Use Appreciated Assets

One of the best ways to manage the amount of money you are giving and the tax impact of your giving is to give appreciated securities.  The best way, in my opinion, is to use a donor-advised fund to give appreciated assets.  It may not make sense for everyone, but if you are a high-income earner, with appreciated assets, you need to know about this tool.  Capital gains, while treated preferentially for tax purposes, are still costing many higher wage earners nearly 30% to liquidate.  With a 20% tax on gains plus a 3.8% add-on tax for passive income, and state tax on top of that, many are feeling the weight of capital gains tax.  So how do you solve the problem?

If you are a giver, you have a unique opportunity.  If you have historically given from cash, consider giving from appreciated securities instead.  Let’s say you had invested $10,000 in 2000 during the tech bust, and your original investment is now worth $25,000.  In order to use your $25,000 today you would have to liquidate the position, creating a gain of $15,000, and likely having to pay taxes near $4,500.  This reduces your profit by almost a third, giving you $20,500 to work with.  Say you typically give away $25,000 a year, just to make our math simple.   If you do your giving from cash flow, you will need a full $25,000 to give these dollars away, and you will save a little money each year for the gift.  This is a fantastic practice, but if you had used the appreciated securities to give you could have saved $4,500 in taxes and gotten the deduction at the same time.

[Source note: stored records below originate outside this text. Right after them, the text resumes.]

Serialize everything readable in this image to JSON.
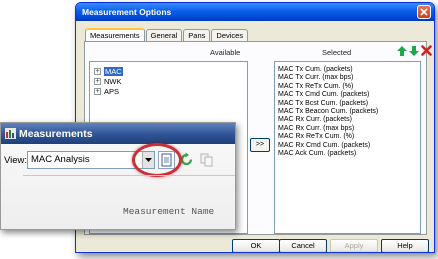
{
  "dialog": {
    "title": "Measurement Options",
    "tabs": [
      "Measurements",
      "General",
      "Pans",
      "Devices"
    ],
    "available_header": "Available",
    "selected_header": "Selected",
    "tree": [
      {
        "label": "MAC",
        "expander": "+",
        "selected": true
      },
      {
        "label": "NWK",
        "expander": "+",
        "selected": false
      },
      {
        "label": "APS",
        "expander": "+",
        "selected": false
      }
    ],
    "selected_items": [
      "MAC Tx Cum. (packets)",
      "MAC Tx Curr. (max bps)",
      "MAC Tx ReTx Cum. (%)",
      "MAC Tx Cmd Cum. (packets)",
      "MAC Tx Bcst Cum. (packets)",
      "MAC Tx Beacon Cum. (packets)",
      "MAC Rx Curr. (packets)",
      "MAC Rx Curr. (max bps)",
      "MAC Rx ReTx Cum. (%)",
      "MAC Rx Cmd Cum. (packets)",
      "MAC Ack Cum. (packets)"
    ],
    "move_button": ">>",
    "buttons": {
      "ok": "OK",
      "cancel": "Cancel",
      "apply": "Apply",
      "help": "Help"
    },
    "apply_enabled": false,
    "icons": {
      "up": "up-arrow-icon",
      "down": "down-arrow-icon",
      "delete": "red-x-delete-icon",
      "close": "close-icon"
    },
    "colors": {
      "title_bar": "#0a5fe8",
      "up_down_arrows": "#1aa84a",
      "delete": "#d8211d",
      "tree_selection": "#316ac5"
    }
  },
  "inset": {
    "title": "Measurements",
    "view_label": "View:",
    "view_value": "MAC Analysis",
    "column_header": "Measurement Name",
    "icons": {
      "app": "measurements-app-icon",
      "dropdown": "chevron-down-icon",
      "new": "new-document-icon",
      "refresh": "refresh-icon",
      "copy": "copy-icon"
    },
    "highlight_color": "#c7323a"
  }
}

You probably know this, but churches, philanthropic organizations, and other not-for-profit companies usually pay no taxes.  They operate within the tax code for exempt organizations and typically serve a purpose designed to further or advance the community.  With that being said, if you give them an asset, be it a stock, shares of a company, a piece of property etc, they can likely liquidate the positon without any tax impact.  If you were to do the same, you would likely pay between 20% and 30% to accomplish the same task.   If you have charitable desires, giving appreciated assets is a pretty effective tool because you get the same deduction and nobody ever pays tax on the appreciation (growth) of the investment.

A donor-advised fund can enhance your control over these types of situations by allowing you to make a gift for tax purposes, control where the gift will ultimately go, and delay sending your gift to its end user/ultimate beneficiary until you desire.  This is one of those too-good-to-be-true moments when you sit and wait for the catch, and it never comes.  Essentially, you can use your donor-advised fund as a holding account to allow you to liquidate anything from stock to a portion of your company without paying tax, as long as it is designated for a charitable purpose.  It can even be invested if you have a large balance that you plan to distribute over time.

If you are in a high tax bracket with taxable investments, it is certainly worth looking into.

Be Involved With More Than Just Money

One of the best ways to vet a charity is to be involved yourself.  There is certainly no way to place your money with a perfect organization, but the more you are involved with the people and functionality of the organization, the better you will understand how they work, what they could do better, how they manage their money.  Being a volunteer participant, board member, or even an employee at the organizations you contribute to is often a very good idea that will open your eyes to what is going on behind the scenes.  Make sure your money is working hard for you, and that it is being used well to accomplish the purposes and functions you desire most!

Daniel Graff is a Director of Financial Planning at Weatherstone Capital Management, a money management firm that utilizes active money management strategies that are designed to generate strong returns while reducing the level of risk that is found in most stock and bond market investments.